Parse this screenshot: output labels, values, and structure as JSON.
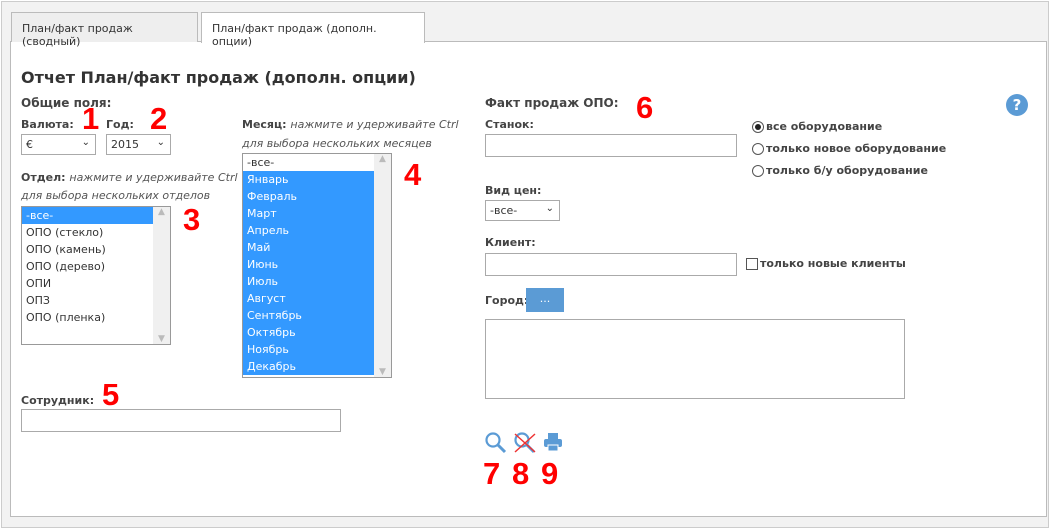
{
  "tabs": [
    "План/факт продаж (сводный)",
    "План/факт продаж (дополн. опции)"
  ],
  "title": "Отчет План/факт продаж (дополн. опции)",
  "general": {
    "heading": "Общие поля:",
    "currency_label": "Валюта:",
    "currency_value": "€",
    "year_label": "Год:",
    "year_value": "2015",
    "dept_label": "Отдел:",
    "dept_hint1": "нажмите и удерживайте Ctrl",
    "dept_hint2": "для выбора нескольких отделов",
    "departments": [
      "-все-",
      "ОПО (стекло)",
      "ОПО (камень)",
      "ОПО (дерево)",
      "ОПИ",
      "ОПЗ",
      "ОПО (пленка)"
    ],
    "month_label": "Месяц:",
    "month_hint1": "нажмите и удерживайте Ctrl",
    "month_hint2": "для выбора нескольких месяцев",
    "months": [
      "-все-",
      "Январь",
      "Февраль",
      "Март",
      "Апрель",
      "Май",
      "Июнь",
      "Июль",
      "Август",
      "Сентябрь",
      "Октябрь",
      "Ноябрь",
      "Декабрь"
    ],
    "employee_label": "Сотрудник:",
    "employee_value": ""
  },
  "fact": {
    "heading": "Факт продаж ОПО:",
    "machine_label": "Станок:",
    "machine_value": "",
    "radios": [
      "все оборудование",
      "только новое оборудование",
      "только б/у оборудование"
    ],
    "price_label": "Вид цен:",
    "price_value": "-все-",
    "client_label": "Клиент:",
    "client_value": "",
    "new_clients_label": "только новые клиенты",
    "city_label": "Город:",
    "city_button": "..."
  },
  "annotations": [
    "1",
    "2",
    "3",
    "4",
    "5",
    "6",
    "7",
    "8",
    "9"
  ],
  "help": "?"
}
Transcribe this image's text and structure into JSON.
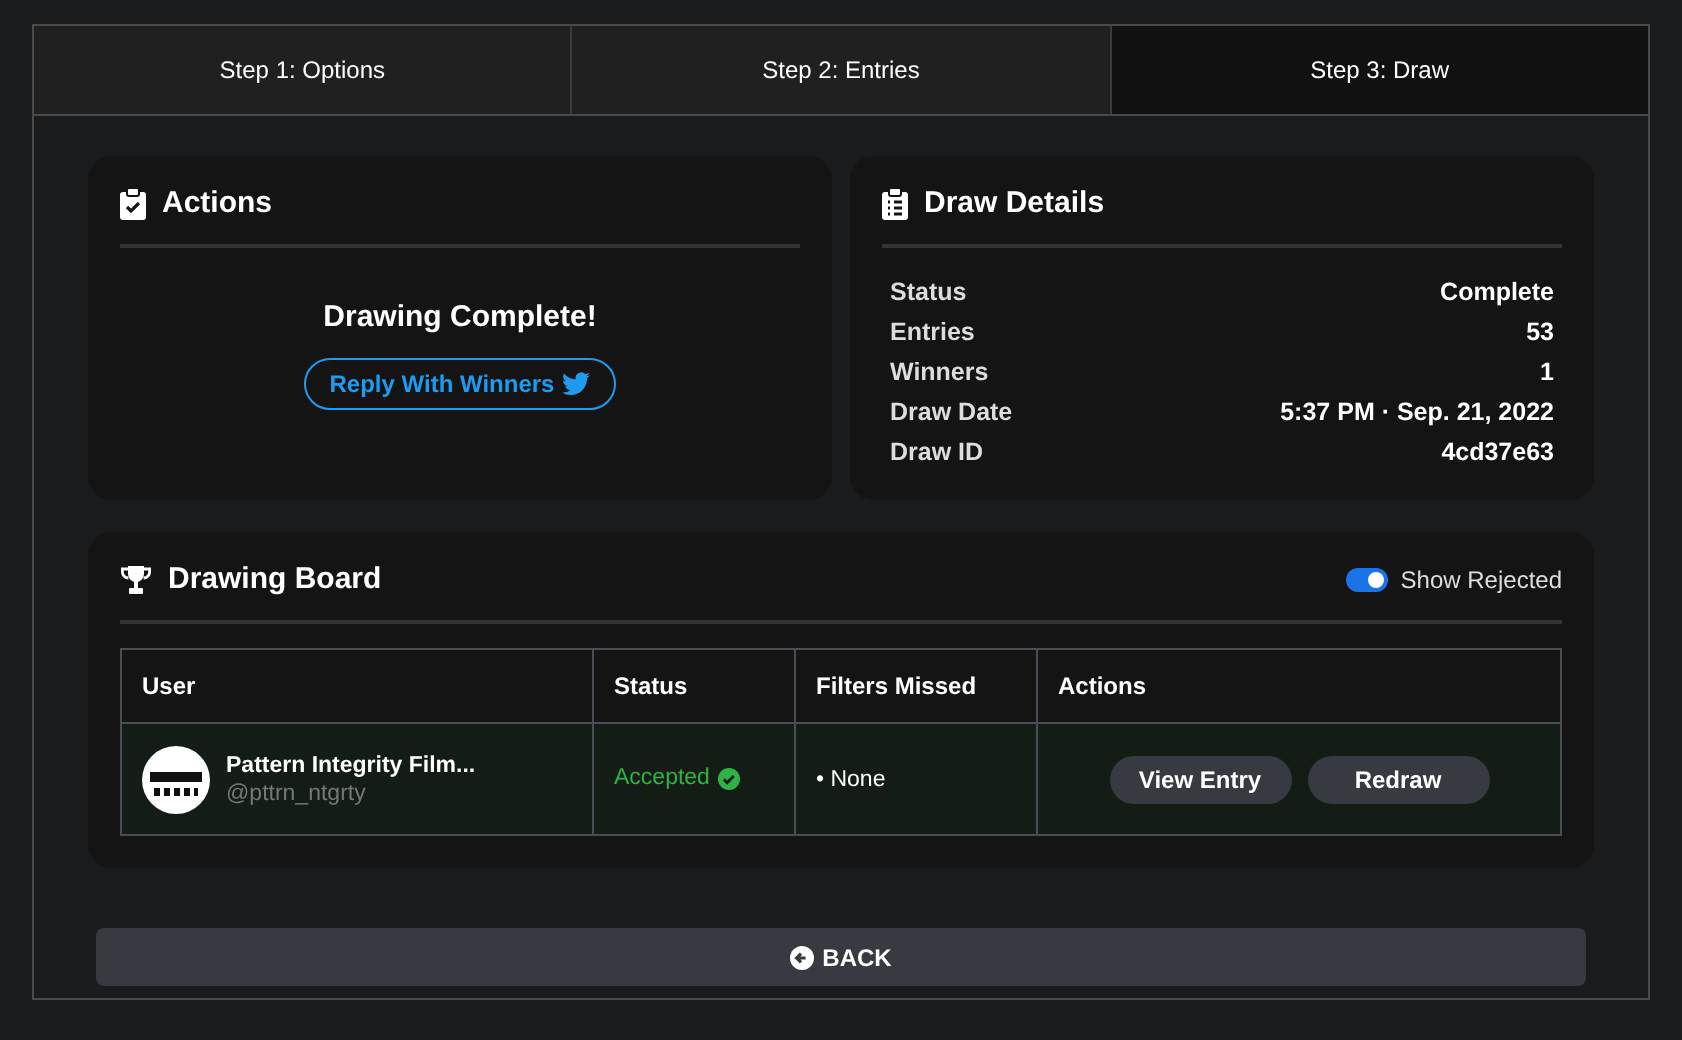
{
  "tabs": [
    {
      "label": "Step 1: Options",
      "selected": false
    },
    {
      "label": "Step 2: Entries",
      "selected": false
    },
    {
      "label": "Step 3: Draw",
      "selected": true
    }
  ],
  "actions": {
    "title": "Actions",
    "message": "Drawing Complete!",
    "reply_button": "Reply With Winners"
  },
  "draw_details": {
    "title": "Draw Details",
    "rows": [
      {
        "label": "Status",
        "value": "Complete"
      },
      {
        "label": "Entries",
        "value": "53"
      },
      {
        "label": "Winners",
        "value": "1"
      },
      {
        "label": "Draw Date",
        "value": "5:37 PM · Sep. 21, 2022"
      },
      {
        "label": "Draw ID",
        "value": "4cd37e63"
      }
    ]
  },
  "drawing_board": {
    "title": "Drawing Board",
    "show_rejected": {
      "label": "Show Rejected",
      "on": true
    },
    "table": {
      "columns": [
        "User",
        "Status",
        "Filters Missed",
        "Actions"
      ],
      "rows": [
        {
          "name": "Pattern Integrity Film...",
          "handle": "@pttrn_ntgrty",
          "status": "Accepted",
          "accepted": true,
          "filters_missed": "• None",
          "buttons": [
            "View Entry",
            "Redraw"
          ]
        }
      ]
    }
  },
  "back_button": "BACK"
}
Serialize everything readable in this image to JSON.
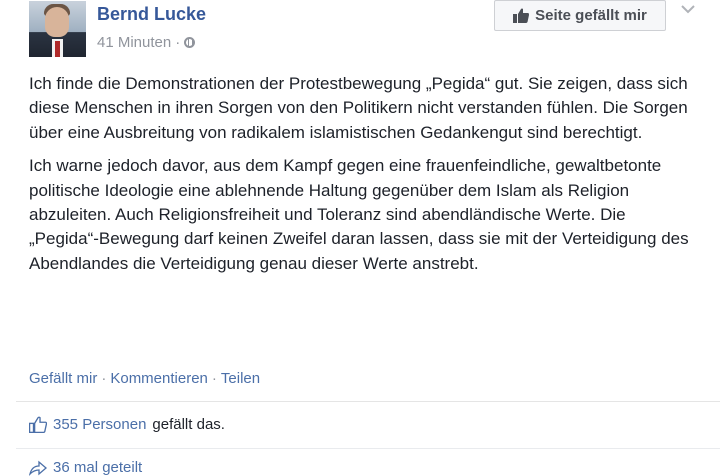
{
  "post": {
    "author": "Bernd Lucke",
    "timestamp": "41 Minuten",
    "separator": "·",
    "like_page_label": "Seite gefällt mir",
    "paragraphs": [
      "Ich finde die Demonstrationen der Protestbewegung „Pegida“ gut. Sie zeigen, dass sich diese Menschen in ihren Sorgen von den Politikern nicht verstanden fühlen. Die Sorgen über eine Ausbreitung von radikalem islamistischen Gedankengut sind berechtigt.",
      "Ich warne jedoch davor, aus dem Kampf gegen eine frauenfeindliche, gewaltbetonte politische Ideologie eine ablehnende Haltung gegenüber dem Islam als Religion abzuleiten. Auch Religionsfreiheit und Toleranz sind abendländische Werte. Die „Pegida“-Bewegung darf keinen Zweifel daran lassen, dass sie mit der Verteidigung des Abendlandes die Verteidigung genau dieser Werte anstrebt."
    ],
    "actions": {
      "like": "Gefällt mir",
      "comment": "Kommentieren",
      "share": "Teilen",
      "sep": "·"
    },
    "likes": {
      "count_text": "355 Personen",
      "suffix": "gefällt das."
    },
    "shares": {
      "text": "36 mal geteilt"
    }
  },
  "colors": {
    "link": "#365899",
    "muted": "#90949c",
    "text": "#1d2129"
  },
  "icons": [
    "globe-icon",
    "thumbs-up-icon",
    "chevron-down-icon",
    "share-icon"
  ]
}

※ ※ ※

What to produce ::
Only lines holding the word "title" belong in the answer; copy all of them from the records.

Task output ::
  "title": "Отчет План/факт продаж (дополн. опции)",
    "title": "Actions",
    "title": "Draw Details",
    "title": "Drawing Board",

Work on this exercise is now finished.